• [What is expected] Every line containing the string "inbox" is to be copied from the records.

• [Exercise input]

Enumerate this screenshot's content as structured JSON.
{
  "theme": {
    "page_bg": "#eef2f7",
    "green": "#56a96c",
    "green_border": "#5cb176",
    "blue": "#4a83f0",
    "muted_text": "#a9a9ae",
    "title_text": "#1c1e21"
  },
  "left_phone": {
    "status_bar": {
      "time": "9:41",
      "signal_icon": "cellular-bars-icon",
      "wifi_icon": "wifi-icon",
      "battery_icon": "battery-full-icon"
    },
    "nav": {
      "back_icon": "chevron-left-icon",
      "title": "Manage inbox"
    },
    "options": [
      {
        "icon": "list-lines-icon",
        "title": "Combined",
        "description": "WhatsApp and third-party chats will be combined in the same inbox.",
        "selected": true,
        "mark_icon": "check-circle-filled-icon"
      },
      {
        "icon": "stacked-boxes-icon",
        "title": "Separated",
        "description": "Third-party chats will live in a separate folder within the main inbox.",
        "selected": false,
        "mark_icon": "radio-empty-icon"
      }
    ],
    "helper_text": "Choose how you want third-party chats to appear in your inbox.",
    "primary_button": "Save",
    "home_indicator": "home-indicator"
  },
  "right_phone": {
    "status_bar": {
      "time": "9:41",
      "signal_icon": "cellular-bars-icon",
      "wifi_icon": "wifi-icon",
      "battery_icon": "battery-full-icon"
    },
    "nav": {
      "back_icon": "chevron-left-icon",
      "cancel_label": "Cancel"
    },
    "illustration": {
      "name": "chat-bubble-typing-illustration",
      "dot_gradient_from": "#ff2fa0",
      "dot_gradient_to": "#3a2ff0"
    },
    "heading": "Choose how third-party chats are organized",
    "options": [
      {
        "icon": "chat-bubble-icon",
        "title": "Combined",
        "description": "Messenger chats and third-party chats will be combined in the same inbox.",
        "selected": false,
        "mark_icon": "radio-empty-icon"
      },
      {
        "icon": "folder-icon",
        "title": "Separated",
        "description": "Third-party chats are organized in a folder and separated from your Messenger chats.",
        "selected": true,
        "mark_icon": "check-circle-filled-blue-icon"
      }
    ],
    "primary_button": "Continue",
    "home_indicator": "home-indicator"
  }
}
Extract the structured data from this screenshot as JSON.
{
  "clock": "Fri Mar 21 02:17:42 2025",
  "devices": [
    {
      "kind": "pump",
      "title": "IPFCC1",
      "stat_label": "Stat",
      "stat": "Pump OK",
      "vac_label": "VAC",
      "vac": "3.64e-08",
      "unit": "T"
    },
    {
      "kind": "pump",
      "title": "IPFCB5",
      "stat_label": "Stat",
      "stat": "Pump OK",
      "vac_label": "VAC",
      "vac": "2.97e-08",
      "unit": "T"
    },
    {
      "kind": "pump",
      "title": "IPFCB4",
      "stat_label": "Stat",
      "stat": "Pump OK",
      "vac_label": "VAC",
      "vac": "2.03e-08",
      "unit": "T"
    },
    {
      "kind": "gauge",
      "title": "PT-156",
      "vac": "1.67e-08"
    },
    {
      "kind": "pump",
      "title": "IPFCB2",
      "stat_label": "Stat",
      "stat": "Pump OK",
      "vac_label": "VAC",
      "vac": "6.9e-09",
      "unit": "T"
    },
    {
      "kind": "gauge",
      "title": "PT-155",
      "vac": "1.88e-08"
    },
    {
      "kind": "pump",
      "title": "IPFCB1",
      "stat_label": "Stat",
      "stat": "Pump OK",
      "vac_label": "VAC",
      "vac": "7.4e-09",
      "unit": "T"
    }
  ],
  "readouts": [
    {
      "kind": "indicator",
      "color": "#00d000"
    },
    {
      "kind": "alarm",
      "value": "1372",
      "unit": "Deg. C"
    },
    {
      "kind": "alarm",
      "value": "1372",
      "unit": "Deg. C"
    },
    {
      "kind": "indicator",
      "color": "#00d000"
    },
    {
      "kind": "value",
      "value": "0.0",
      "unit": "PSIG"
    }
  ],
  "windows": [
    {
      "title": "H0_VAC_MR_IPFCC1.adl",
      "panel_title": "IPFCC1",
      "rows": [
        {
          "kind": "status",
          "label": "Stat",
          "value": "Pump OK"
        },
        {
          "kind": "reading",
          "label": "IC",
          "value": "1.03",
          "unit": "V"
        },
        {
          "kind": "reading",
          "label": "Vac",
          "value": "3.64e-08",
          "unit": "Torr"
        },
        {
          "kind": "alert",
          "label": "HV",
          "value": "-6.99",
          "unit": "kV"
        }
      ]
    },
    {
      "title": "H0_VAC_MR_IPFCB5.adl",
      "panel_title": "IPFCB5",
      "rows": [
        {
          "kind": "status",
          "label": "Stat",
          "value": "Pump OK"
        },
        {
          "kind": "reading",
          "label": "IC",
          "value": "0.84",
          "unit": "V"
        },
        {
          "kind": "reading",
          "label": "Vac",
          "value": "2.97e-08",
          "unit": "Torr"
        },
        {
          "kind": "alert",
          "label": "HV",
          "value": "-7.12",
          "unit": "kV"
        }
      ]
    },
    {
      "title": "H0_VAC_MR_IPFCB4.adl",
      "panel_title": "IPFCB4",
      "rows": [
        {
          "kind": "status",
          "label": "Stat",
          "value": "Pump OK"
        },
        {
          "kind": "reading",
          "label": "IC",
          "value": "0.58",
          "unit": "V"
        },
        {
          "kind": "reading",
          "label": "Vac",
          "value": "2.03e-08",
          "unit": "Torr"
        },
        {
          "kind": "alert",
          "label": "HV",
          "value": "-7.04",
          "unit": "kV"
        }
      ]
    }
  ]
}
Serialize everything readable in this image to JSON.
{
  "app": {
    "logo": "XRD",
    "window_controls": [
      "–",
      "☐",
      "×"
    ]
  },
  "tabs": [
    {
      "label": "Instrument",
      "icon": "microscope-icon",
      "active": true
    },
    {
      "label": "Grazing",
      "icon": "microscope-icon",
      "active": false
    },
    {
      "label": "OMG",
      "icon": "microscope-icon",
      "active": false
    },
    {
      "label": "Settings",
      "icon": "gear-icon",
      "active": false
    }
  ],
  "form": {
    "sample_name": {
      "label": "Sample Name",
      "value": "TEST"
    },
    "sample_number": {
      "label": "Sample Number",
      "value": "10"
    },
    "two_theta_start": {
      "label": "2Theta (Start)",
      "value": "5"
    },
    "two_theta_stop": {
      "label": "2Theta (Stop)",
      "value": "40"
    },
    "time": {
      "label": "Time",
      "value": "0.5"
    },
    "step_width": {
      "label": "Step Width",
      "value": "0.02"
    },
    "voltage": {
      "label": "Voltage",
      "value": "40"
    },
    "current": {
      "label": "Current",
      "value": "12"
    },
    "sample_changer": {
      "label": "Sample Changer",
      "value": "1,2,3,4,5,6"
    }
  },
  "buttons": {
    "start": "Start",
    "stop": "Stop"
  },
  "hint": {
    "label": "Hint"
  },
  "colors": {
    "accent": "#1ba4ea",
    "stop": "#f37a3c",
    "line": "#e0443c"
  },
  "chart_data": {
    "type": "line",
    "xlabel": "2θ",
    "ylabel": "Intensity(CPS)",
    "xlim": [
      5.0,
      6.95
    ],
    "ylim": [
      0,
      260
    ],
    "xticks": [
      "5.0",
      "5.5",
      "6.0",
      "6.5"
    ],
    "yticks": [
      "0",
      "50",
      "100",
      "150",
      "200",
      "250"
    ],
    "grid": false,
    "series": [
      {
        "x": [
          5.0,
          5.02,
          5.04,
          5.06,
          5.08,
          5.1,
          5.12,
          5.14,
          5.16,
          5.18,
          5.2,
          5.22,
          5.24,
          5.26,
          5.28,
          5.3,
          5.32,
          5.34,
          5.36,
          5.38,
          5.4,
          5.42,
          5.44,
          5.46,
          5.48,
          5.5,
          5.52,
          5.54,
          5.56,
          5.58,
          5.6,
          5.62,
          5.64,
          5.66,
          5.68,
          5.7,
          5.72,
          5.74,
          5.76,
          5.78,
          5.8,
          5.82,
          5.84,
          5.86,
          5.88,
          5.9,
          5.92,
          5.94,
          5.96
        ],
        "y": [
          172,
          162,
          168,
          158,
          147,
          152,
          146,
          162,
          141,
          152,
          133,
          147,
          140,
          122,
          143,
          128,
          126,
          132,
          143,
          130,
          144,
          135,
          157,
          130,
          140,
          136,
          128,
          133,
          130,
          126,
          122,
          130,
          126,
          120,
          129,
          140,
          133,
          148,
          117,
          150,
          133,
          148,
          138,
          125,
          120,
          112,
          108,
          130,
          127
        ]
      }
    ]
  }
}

• [Written reply]
      "title": "Manage inbox"
        "description": "WhatsApp and third-party chats will be combined in the same inbox.",
        "description": "Third-party chats will live in a separate folder within the main inbox.",
    "helper_text": "Choose how you want third-party chats to appear in your inbox.",
        "description": "Messenger chats and third-party chats will be combined in the same inbox.",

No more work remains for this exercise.